Records drawn from a dataset
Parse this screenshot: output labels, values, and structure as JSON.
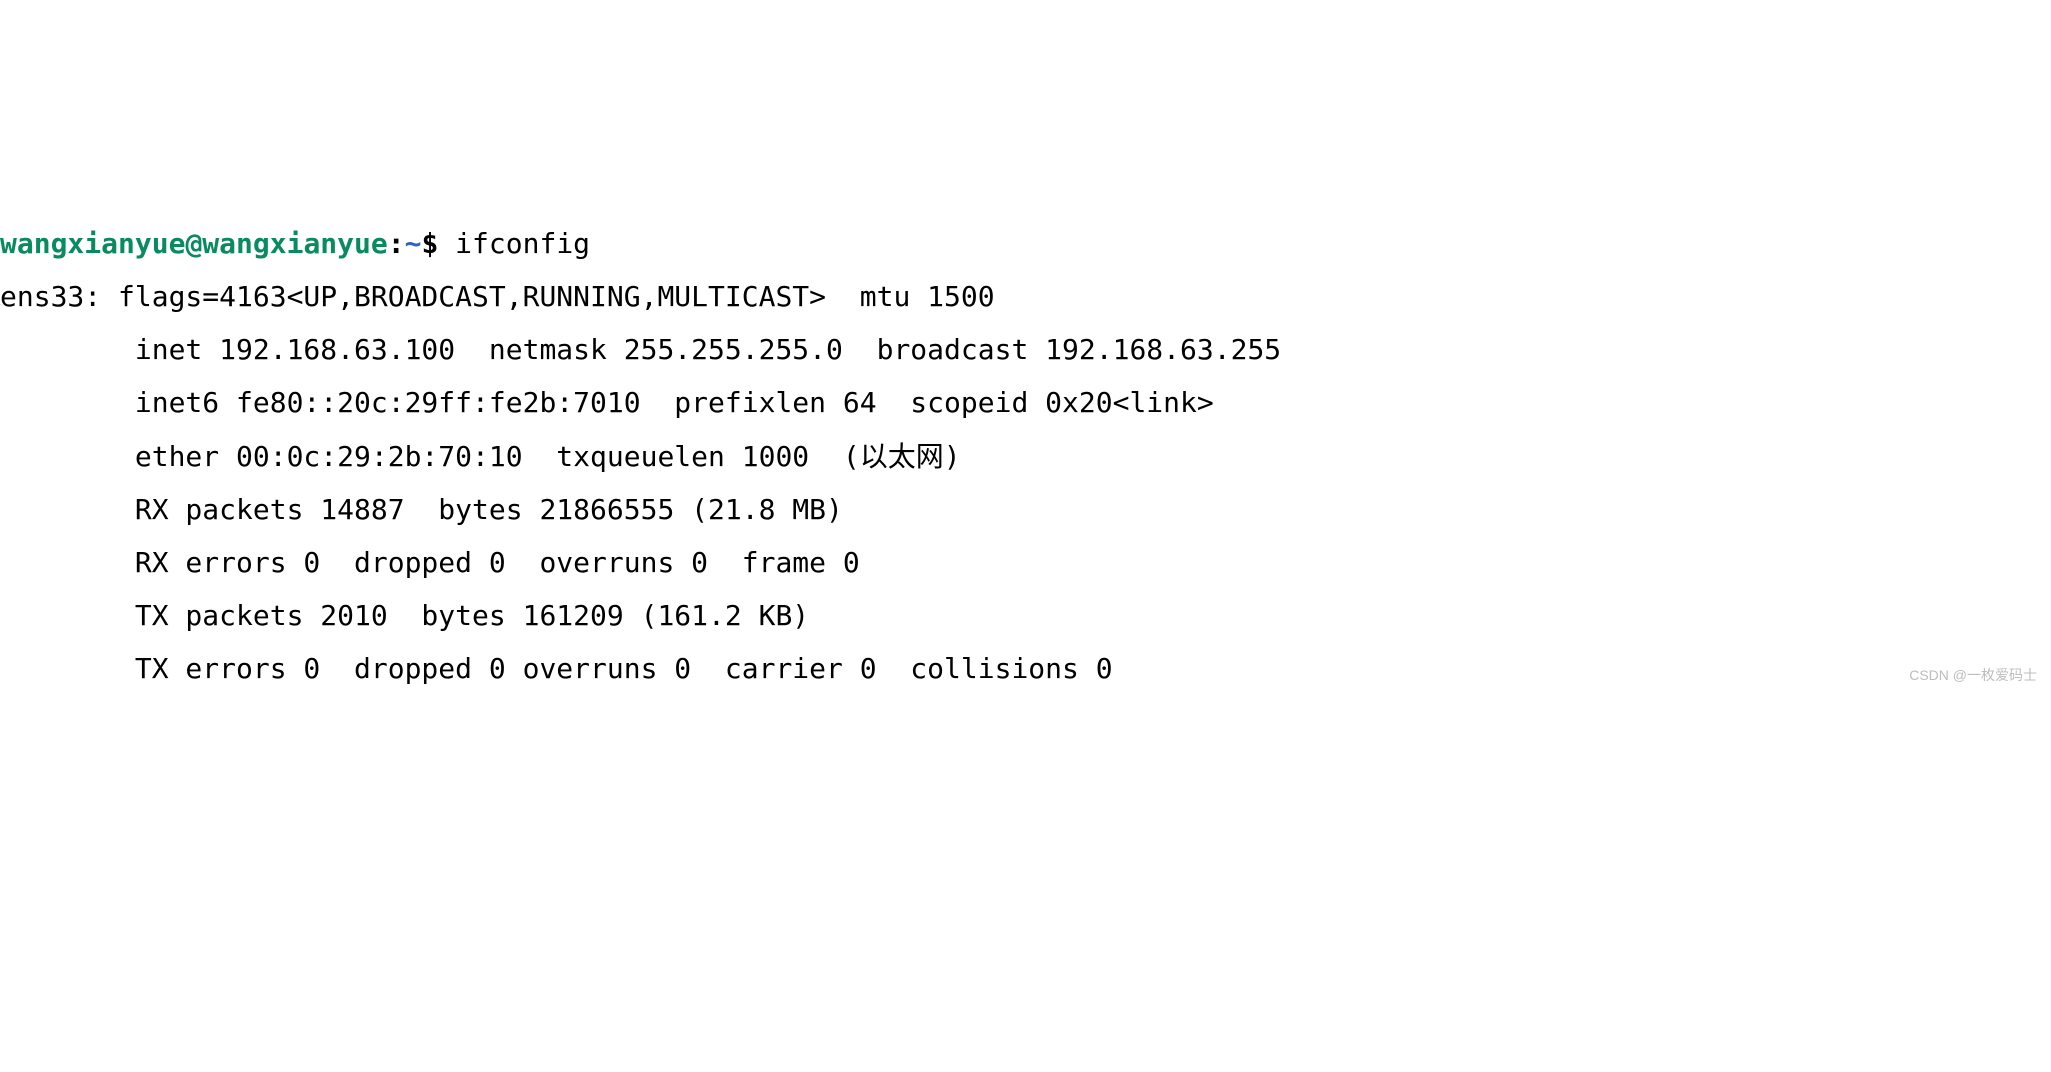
{
  "prompt": {
    "user": "wangxianyue",
    "at": "@",
    "host": "wangxianyue",
    "colon": ":",
    "path": "~",
    "dollar": "$"
  },
  "command": "ifconfig",
  "output": {
    "line1": "ens33: flags=4163<UP,BROADCAST,RUNNING,MULTICAST>  mtu 1500",
    "line2": "        inet 192.168.63.100  netmask 255.255.255.0  broadcast 192.168.63.255",
    "line3": "        inet6 fe80::20c:29ff:fe2b:7010  prefixlen 64  scopeid 0x20<link>",
    "line4": "        ether 00:0c:29:2b:70:10  txqueuelen 1000  (以太网)",
    "line5": "        RX packets 14887  bytes 21866555 (21.8 MB)",
    "line6": "        RX errors 0  dropped 0  overruns 0  frame 0",
    "line7": "        TX packets 2010  bytes 161209 (161.2 KB)",
    "line8": "        TX errors 0  dropped 0 overruns 0  carrier 0  collisions 0"
  },
  "watermark": "CSDN @一枚爱码士"
}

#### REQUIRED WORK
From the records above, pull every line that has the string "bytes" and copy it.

#### ANSWER TO THIS TASK
    "line5": "        RX packets 14887  bytes 21866555 (21.8 MB)",
    "line7": "        TX packets 2010  bytes 161209 (161.2 KB)",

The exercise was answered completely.